Frequently Asked Questions (FAQs) About Personal Loans And Taxes

Here are answers to some frequently asked questions about personal loans and their tax implications.

How do personal loans affect taxes?

Personal loans typically do not affect your taxes unless the loan is canceled or forgiven by the lender, in which case the forgiven amount may be treated as taxable income.

Are there any tax benefits to getting a personal loan?

While personal loans themselves do not offer specific tax benefits, the interest paid on certain types of personal loans may be tax-deductible if used for eligible purposes, such as business expenses, taxable investments, or education expenses.

Can I use a personal loan to pay my income taxes?

While it's possible to use a personal loan to pay your income taxes if you receive a large tax bill, most lenders do not offer loan amounts lower than $1,000 for this purpose.

Are payments for personal loans tax-deductible?

Payments for personal loans themselves are not tax-deductible. However, the interest paid on certain types of personal loans may be tax-deductible if used for qualifying purposes.

Final Thoughts About Paying Taxes On Personal Loans

As you navigate the world of personal loans and taxes, it's essential to understand the potential implications and plan accordingly. 

By being aware of when personal loans may be considered taxable income, as well as the circumstances under which interest payments may be tax-deductible, you can make informed decisions about your finances and minimize any tax-related surprises. 

Remember to keep accurate records of your loan transactions and consult with a tax professional if you have specific questions or concerns about your personal loan and tax situation.

At Credit9, we offer loan options that could provide you with the financial solution that works best for you. 

How Credit9 Can Help You

Since 2018, Credit9 has provided over $300 Million in loans to over 25,000 of our customers, and we’re confident we can help you too.

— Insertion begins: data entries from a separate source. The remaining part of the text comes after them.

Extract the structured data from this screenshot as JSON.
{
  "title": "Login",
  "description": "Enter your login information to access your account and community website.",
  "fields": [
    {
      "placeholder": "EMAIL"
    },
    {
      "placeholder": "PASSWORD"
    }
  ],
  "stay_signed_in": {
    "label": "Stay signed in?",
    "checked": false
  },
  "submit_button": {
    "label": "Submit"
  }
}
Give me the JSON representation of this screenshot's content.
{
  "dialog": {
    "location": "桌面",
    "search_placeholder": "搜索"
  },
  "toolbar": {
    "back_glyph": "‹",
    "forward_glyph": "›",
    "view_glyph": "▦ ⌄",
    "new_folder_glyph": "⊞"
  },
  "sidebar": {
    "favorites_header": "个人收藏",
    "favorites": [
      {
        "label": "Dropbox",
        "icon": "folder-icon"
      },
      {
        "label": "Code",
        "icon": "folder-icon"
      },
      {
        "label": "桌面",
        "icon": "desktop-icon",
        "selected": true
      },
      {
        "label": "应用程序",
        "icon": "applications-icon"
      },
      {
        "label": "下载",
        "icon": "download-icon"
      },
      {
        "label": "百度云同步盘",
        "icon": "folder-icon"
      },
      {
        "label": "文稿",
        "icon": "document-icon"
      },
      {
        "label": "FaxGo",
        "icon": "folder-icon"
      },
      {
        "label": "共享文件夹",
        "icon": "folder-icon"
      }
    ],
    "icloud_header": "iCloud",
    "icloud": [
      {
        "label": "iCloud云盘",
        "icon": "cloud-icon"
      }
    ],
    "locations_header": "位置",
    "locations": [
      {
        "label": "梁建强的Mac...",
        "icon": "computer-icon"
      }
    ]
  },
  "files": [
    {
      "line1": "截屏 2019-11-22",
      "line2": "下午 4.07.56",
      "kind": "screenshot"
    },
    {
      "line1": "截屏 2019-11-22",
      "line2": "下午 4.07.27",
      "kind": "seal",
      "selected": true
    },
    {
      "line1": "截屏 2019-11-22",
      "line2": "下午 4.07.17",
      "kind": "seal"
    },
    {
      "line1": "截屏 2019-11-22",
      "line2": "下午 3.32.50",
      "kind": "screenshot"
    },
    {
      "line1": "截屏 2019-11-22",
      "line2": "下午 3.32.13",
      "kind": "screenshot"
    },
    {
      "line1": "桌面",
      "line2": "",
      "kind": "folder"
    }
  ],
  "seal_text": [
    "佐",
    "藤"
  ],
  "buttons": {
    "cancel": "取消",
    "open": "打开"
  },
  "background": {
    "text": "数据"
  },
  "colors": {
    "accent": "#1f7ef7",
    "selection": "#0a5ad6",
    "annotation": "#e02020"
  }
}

For more information about Credit9’s unique debt consolidation services, contact us today to see how we can help you consolidate your debts and receive a free, no-obligation, and fully-customized Credit9 loan solution!